Take-home message: Downplay Trumpism at your own peril. #NeverTrump
This is not an article. This is a desperate plea to evolve.
My parents were married on May 4, 1957. They were still married on May 4, 2007. According to the seductive promises of our pervasive pop culture, this is big news for all involved. As those wonderful folks at Hallmark explain: “Half a century of marriage calls for a real celebration.”
Bruce Lee turned the staid and traditional martial arts world on its head by saying this like this: “The techniques, though they play an important role in the early stage, should not be too restrictive, complex, or mechanical. If we cling to them, we will become bound by their limitation.”

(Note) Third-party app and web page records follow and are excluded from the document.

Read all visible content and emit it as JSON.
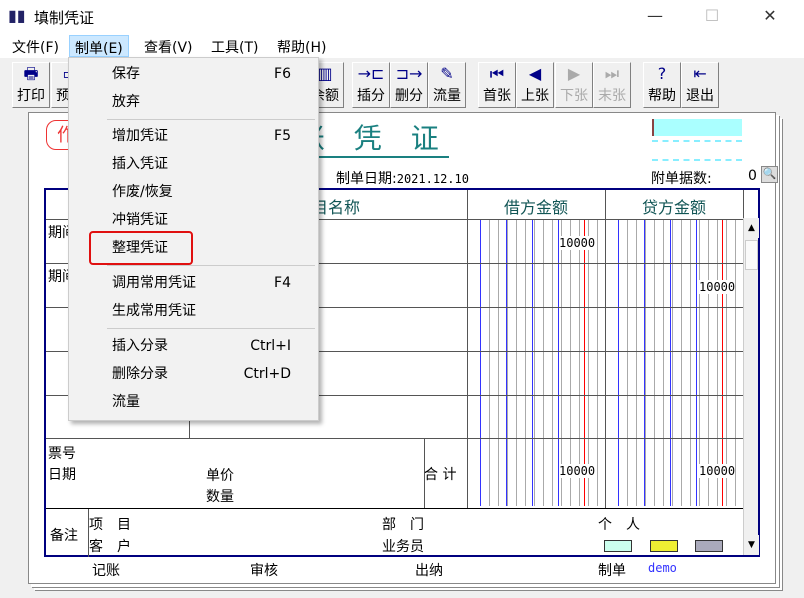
{
  "window": {
    "title": "填制凭证",
    "controls": {
      "minimize": "—",
      "maximize": "☐",
      "close": "✕"
    }
  },
  "menubar": [
    "文件(F)",
    "制单(E)",
    "查看(V)",
    "工具(T)",
    "帮助(H)"
  ],
  "toolbar": [
    {
      "label": "打印",
      "icon": "printer-icon",
      "glyph": "🖶"
    },
    {
      "label": "预览",
      "icon": "preview-icon",
      "glyph": "▭"
    },
    {
      "label": "余额",
      "icon": "balance-chart-icon",
      "glyph": "▥"
    },
    {
      "label": "插分",
      "icon": "insert-entry-icon",
      "glyph": "→⊏"
    },
    {
      "label": "删分",
      "icon": "delete-entry-icon",
      "glyph": "⊐→"
    },
    {
      "label": "流量",
      "icon": "cash-flow-icon",
      "glyph": "✎"
    },
    {
      "label": "首张",
      "icon": "first-icon",
      "glyph": "⏮"
    },
    {
      "label": "上张",
      "icon": "previous-icon",
      "glyph": "◀"
    },
    {
      "label": "下张",
      "icon": "next-icon",
      "glyph": "▶",
      "disabled": true
    },
    {
      "label": "末张",
      "icon": "last-icon",
      "glyph": "⏭",
      "disabled": true
    },
    {
      "label": "帮助",
      "icon": "help-icon",
      "glyph": "?"
    },
    {
      "label": "退出",
      "icon": "exit-icon",
      "glyph": "⇤"
    }
  ],
  "menu": [
    {
      "label": "保存",
      "shortcut": "F6"
    },
    {
      "label": "放弃",
      "shortcut": ""
    },
    {
      "label": "增加凭证",
      "shortcut": "F5"
    },
    {
      "label": "插入凭证",
      "shortcut": ""
    },
    {
      "label": "作废/恢复",
      "shortcut": ""
    },
    {
      "label": "冲销凭证",
      "shortcut": ""
    },
    {
      "label": "整理凭证",
      "shortcut": "",
      "highlighted": true
    },
    {
      "label": "调用常用凭证",
      "shortcut": "F4"
    },
    {
      "label": "生成常用凭证",
      "shortcut": ""
    },
    {
      "label": "插入分录",
      "shortcut": "Ctrl+I"
    },
    {
      "label": "删除分录",
      "shortcut": "Ctrl+D"
    },
    {
      "label": "流量",
      "shortcut": ""
    }
  ],
  "voucher": {
    "stamp": "作",
    "title": "记 账 凭 证",
    "date_label": "制单日期:",
    "date": "2021.12.10",
    "attachments_label": "附单据数:",
    "attachments": "0",
    "headers": {
      "account": "科目名称",
      "debit": "借方金额",
      "credit": "贷方金额"
    },
    "rows": [
      {
        "summary": "期间",
        "debit": "10000",
        "credit": ""
      },
      {
        "summary": "期间",
        "debit": "",
        "credit": "10000"
      }
    ],
    "totals": {
      "ticket": "票号",
      "date": "日期",
      "unit_price": "单价",
      "quantity": "数量",
      "label": "合 计",
      "debit": "10000",
      "credit": "10000"
    },
    "notes": {
      "label": "备注",
      "project": "项　目",
      "customer": "客　户",
      "department": "部　门",
      "salesperson": "业务员",
      "person": "个　人"
    },
    "footer": {
      "posting": "记账",
      "review": "审核",
      "cashier": "出纳",
      "maker": "制单",
      "maker_name": "demo"
    }
  },
  "colors": {
    "title": "#1a8080",
    "highlight": "#e01010",
    "table_border": "#00007f"
  }
}
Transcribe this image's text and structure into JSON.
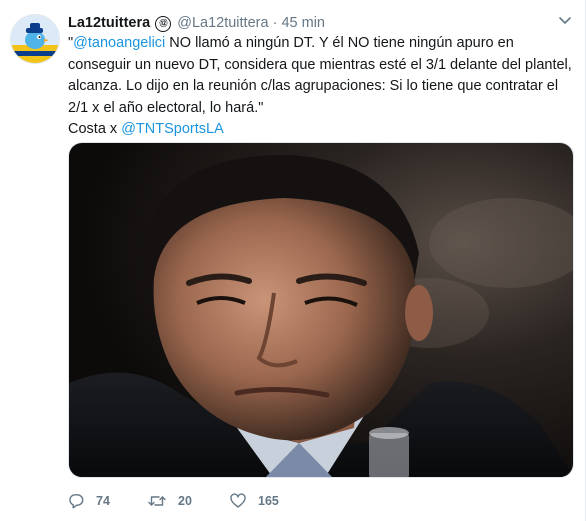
{
  "tweet": {
    "display_name": "La12tuittera",
    "badge": "⑫",
    "handle": "@La12tuittera",
    "separator": "·",
    "time": "45 min",
    "text": {
      "open_quote": "\"",
      "mention": "@tanoangelici",
      "body": " NO llamó a ningún DT. Y él NO tiene ningún apuro en conseguir un nuevo DT, considera que mientras esté el 3/1 delante del plantel, alcanza. Lo dijo en la reunión c/las agrupaciones: Si lo tiene que contratar el 2/1 x el año electoral, lo hará.\"",
      "credit_prefix": "Costa x ",
      "credit_mention": "@TNTSportsLA"
    },
    "photo_icon": "man-portrait-photo",
    "actions": {
      "reply_count": "74",
      "retweet_count": "20",
      "like_count": "165"
    }
  },
  "colors": {
    "link": "#1b95e0",
    "muted": "#657786",
    "text": "#14171a"
  }
}
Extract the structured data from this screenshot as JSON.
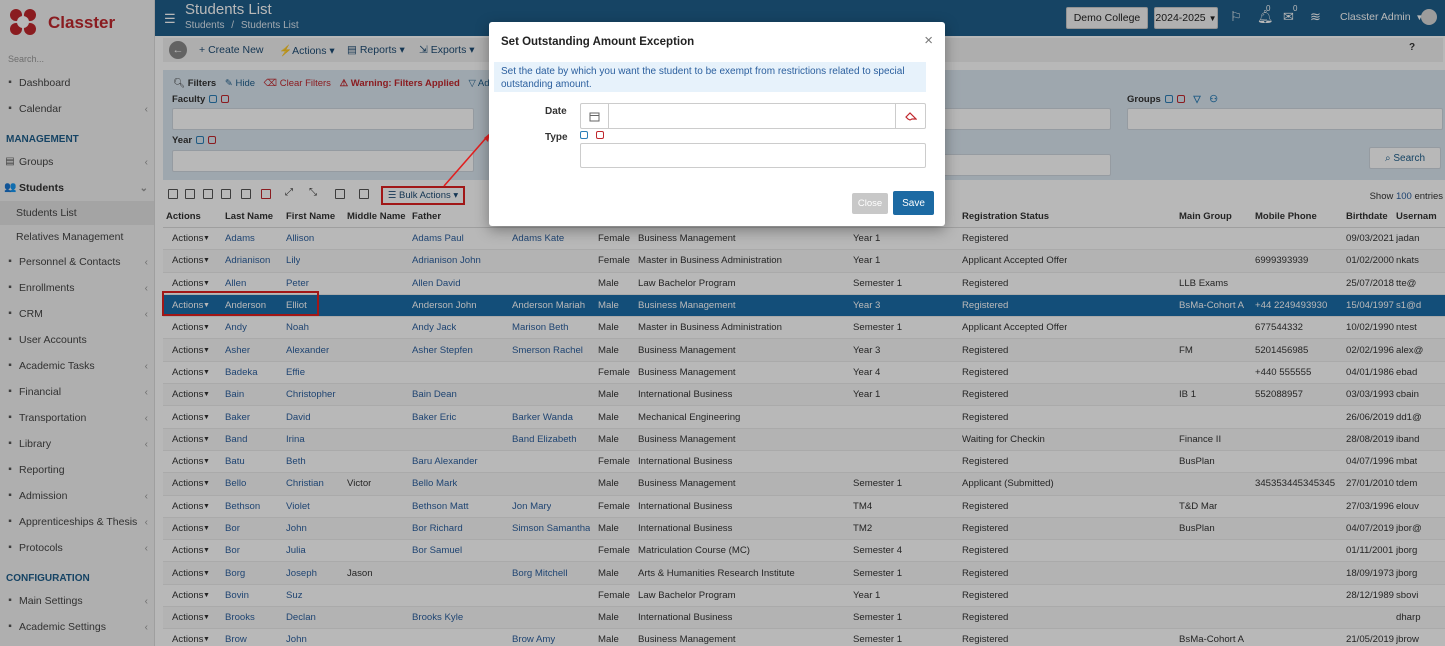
{
  "app": {
    "brand": "Classter",
    "colors": {
      "primary": "#1f5f8b",
      "accent": "#c0272d",
      "highlight": "#e02020"
    }
  },
  "sidebar": {
    "search_placeholder": "Search...",
    "items_top": [
      {
        "label": "Dashboard",
        "icon": "monitor-icon"
      },
      {
        "label": "Calendar",
        "icon": "calendar-icon",
        "chevron": true
      }
    ],
    "section_management": "MANAGEMENT",
    "groups": "Groups",
    "students": "Students",
    "students_list": "Students List",
    "relatives": "Relatives Management",
    "items_mid": [
      {
        "label": "Personnel & Contacts",
        "icon": "people-icon",
        "chevron": true
      },
      {
        "label": "Enrollments",
        "icon": "enroll-icon",
        "chevron": true
      },
      {
        "label": "CRM",
        "icon": "crm-icon",
        "chevron": true
      },
      {
        "label": "User Accounts",
        "icon": "key-icon",
        "chevron": false
      },
      {
        "label": "Academic Tasks",
        "icon": "tasks-icon",
        "chevron": true
      },
      {
        "label": "Financial",
        "icon": "financial-icon",
        "chevron": true
      },
      {
        "label": "Transportation",
        "icon": "bus-icon",
        "chevron": true
      },
      {
        "label": "Library",
        "icon": "library-icon",
        "chevron": true
      },
      {
        "label": "Reporting",
        "icon": "reporting-icon",
        "chevron": false
      },
      {
        "label": "Admission",
        "icon": "admission-icon",
        "chevron": true
      },
      {
        "label": "Apprenticeships & Thesis",
        "icon": "thesis-icon",
        "chevron": true
      },
      {
        "label": "Protocols",
        "icon": "protocols-icon",
        "chevron": true
      }
    ],
    "section_configuration": "CONFIGURATION",
    "items_bottom": [
      {
        "label": "Main Settings",
        "icon": "settings-icon",
        "chevron": true
      },
      {
        "label": "Academic Settings",
        "icon": "academic-settings-icon",
        "chevron": true
      }
    ]
  },
  "header": {
    "title": "Students List",
    "breadcrumb_root": "Students",
    "breadcrumb_sep": "/",
    "breadcrumb_current": "Students List",
    "college": "Demo College",
    "year": "2024-2025",
    "notif_count": "0",
    "msg_count": "0",
    "user": "Classter Admin"
  },
  "toolbar": {
    "create_new": "Create New",
    "actions": "Actions",
    "reports": "Reports",
    "exports": "Exports",
    "help": "?"
  },
  "filters": {
    "title": "Filters",
    "hide": "Hide",
    "clear": "Clear Filters",
    "warning": "Warning: Filters Applied",
    "advanced": "Advanced",
    "faculty": "Faculty",
    "year": "Year",
    "groups": "Groups",
    "search": "Search"
  },
  "gridbar": {
    "bulk": "Bulk Actions",
    "show_label": "Show",
    "show_value": "100",
    "entries": "entries"
  },
  "table": {
    "columns": {
      "actions": "Actions",
      "last_name": "Last Name",
      "first_name": "First Name",
      "middle_name": "Middle Name",
      "father": "Father",
      "mother": "",
      "gender": "",
      "program": "",
      "period": "",
      "registration_status": "Registration Status",
      "main_group": "Main Group",
      "mobile_phone": "Mobile Phone",
      "birthdate": "Birthdate",
      "username": "Usernam"
    },
    "actions_label": "Actions",
    "rows": [
      {
        "last": "Adams",
        "first": "Allison",
        "middle": "",
        "father": "Adams Paul",
        "mother": "Adams Kate",
        "gender": "Female",
        "program": "Business Management",
        "period": "Year 1",
        "status": "Registered",
        "group": "",
        "phone": "",
        "birth": "09/03/2021",
        "user": "jadan"
      },
      {
        "last": "Adrianison",
        "first": "Lily",
        "middle": "",
        "father": "Adrianison John",
        "mother": "",
        "gender": "Female",
        "program": "Master in Business Administration",
        "period": "Year 1",
        "status": "Applicant Accepted Offer",
        "group": "",
        "phone": "6999393939",
        "birth": "01/02/2000",
        "user": "nkats"
      },
      {
        "last": "Allen",
        "first": "Peter",
        "middle": "",
        "father": "Allen David",
        "mother": "",
        "gender": "Male",
        "program": "Law Bachelor Program",
        "period": "Semester 1",
        "status": "Registered",
        "group": "LLB Exams",
        "phone": "",
        "birth": "25/07/2018",
        "user": "tte@"
      },
      {
        "last": "Anderson",
        "first": "Elliot",
        "middle": "",
        "father": "Anderson John",
        "mother": "Anderson Mariah",
        "gender": "Male",
        "program": "Business Management",
        "period": "Year 3",
        "status": "Registered",
        "group": "BsMa-Cohort A",
        "phone": "+44 2249493930",
        "birth": "15/04/1997",
        "user": "s1@d",
        "selected": true
      },
      {
        "last": "Andy",
        "first": "Noah",
        "middle": "",
        "father": "Andy Jack",
        "mother": "Marison Beth",
        "gender": "Male",
        "program": "Master in Business Administration",
        "period": "Semester 1",
        "status": "Applicant Accepted Offer",
        "group": "",
        "phone": "677544332",
        "birth": "10/02/1990",
        "user": "ntest"
      },
      {
        "last": "Asher",
        "first": "Alexander",
        "middle": "",
        "father": "Asher Stepfen",
        "mother": "Smerson Rachel",
        "gender": "Male",
        "program": "Business Management",
        "period": "Year 3",
        "status": "Registered",
        "group": "FM",
        "phone": "5201456985",
        "birth": "02/02/1996",
        "user": "alex@"
      },
      {
        "last": "Badeka",
        "first": "Effie",
        "middle": "",
        "father": "",
        "mother": "",
        "gender": "Female",
        "program": "Business Management",
        "period": "Year 4",
        "status": "Registered",
        "group": "",
        "phone": "+440 555555",
        "birth": "04/01/1986",
        "user": "ebad"
      },
      {
        "last": "Bain",
        "first": "Christopher",
        "middle": "",
        "father": "Bain Dean",
        "mother": "",
        "gender": "Male",
        "program": "International Business",
        "period": "Year 1",
        "status": "Registered",
        "group": "IB 1",
        "phone": "552088957",
        "birth": "03/03/1993",
        "user": "cbain"
      },
      {
        "last": "Baker",
        "first": "David",
        "middle": "",
        "father": "Baker Eric",
        "mother": "Barker Wanda",
        "gender": "Male",
        "program": "Mechanical Engineering",
        "period": "",
        "status": "Registered",
        "group": "",
        "phone": "",
        "birth": "26/06/2019",
        "user": "dd1@"
      },
      {
        "last": "Band",
        "first": "Irina",
        "middle": "",
        "father": "",
        "mother": "Band Elizabeth",
        "gender": "Male",
        "program": "Business Management",
        "period": "",
        "status": "Waiting for Checkin",
        "group": "Finance II",
        "phone": "",
        "birth": "28/08/2019",
        "user": "iband"
      },
      {
        "last": "Batu",
        "first": "Beth",
        "middle": "",
        "father": "Baru Alexander",
        "mother": "",
        "gender": "Female",
        "program": "International Business",
        "period": "",
        "status": "Registered",
        "group": "BusPlan",
        "phone": "",
        "birth": "04/07/1996",
        "user": "mbat"
      },
      {
        "last": "Bello",
        "first": "Christian",
        "middle": "Victor",
        "father": "Bello Mark",
        "mother": "",
        "gender": "Male",
        "program": "Business Management",
        "period": "Semester 1",
        "status": "Applicant (Submitted)",
        "group": "",
        "phone": "345353445345345",
        "birth": "27/01/2010",
        "user": "tdem"
      },
      {
        "last": "Bethson",
        "first": "Violet",
        "middle": "",
        "father": "Bethson Matt",
        "mother": "Jon Mary",
        "gender": "Female",
        "program": "International Business",
        "period": "TM4",
        "status": "Registered",
        "group": "T&D Mar",
        "phone": "",
        "birth": "27/03/1996",
        "user": "elouv"
      },
      {
        "last": "Bor",
        "first": "John",
        "middle": "",
        "father": "Bor Richard",
        "mother": "Simson Samantha",
        "gender": "Male",
        "program": "International Business",
        "period": "TM2",
        "status": "Registered",
        "group": "BusPlan",
        "phone": "",
        "birth": "04/07/2019",
        "user": "jbor@"
      },
      {
        "last": "Bor",
        "first": "Julia",
        "middle": "",
        "father": "Bor Samuel",
        "mother": "",
        "gender": "Female",
        "program": "Matriculation Course (MC)",
        "period": "Semester 4",
        "status": "Registered",
        "group": "",
        "phone": "",
        "birth": "01/11/2001",
        "user": "jborg"
      },
      {
        "last": "Borg",
        "first": "Joseph",
        "middle": "Jason",
        "father": "",
        "mother": "Borg Mitchell",
        "gender": "Male",
        "program": "Arts & Humanities Research Institute",
        "period": "Semester 1",
        "status": "Registered",
        "group": "",
        "phone": "",
        "birth": "18/09/1973",
        "user": "jborg"
      },
      {
        "last": "Bovin",
        "first": "Suz",
        "middle": "",
        "father": "",
        "mother": "",
        "gender": "Female",
        "program": "Law Bachelor Program",
        "period": "Year 1",
        "status": "Registered",
        "group": "",
        "phone": "",
        "birth": "28/12/1989",
        "user": "sbovi"
      },
      {
        "last": "Brooks",
        "first": "Declan",
        "middle": "",
        "father": "Brooks Kyle",
        "mother": "",
        "gender": "Male",
        "program": "International Business",
        "period": "Semester 1",
        "status": "Registered",
        "group": "",
        "phone": "",
        "birth": "",
        "user": "dharp"
      },
      {
        "last": "Brow",
        "first": "John",
        "middle": "",
        "father": "",
        "mother": "Brow Amy",
        "gender": "Male",
        "program": "Business Management",
        "period": "Semester 1",
        "status": "Registered",
        "group": "BsMa-Cohort A",
        "phone": "",
        "birth": "21/05/2019",
        "user": "jbrow"
      }
    ]
  },
  "modal": {
    "title": "Set Outstanding Amount Exception",
    "info": "Set the date by which you want the student to be exempt from restrictions related to special outstanding amount.",
    "date_label": "Date",
    "type_label": "Type",
    "close": "Close",
    "save": "Save"
  }
}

And this: “Man, the living creature, the creating individual, is always more important than any established style or system.”
And this: “Adapt what is useful, reject what is useless, and add what is specifically your own.”
Such iconoclasm resonated deeply with me as a young man, influenced me in so many aspects of my life, but I hadn’t properly applied such lessons to “activism” until very recently when I re-visited one the legendary stories about Bruce’s early days in the U.S.
Over the years, I’ve written a fair amount of autobiographical pieces but it’s only recently that I’ve begun to re-explore some of these episodes from a more critical, radical perspective. With that in mind, to follow is yet another revised memoir-of-sorts.
When Wiesel received a letter from a Nobel Prize laureate documenting Israel’s contributions to atrocities in Guatemala, suggesting that he use his considerable influence to put a stop to Israel’s practice of arming neo-Nazis, Wiesel “sighed” and admitted to Karni that he did not reply to that particular letter.
It’s possible to identify Hillary Clinton as the corporate-funded war criminal she is while simultaneously recognizing Trumpism as the far graver and more urgent concern. It’s actually quite easy. You all should try it some time.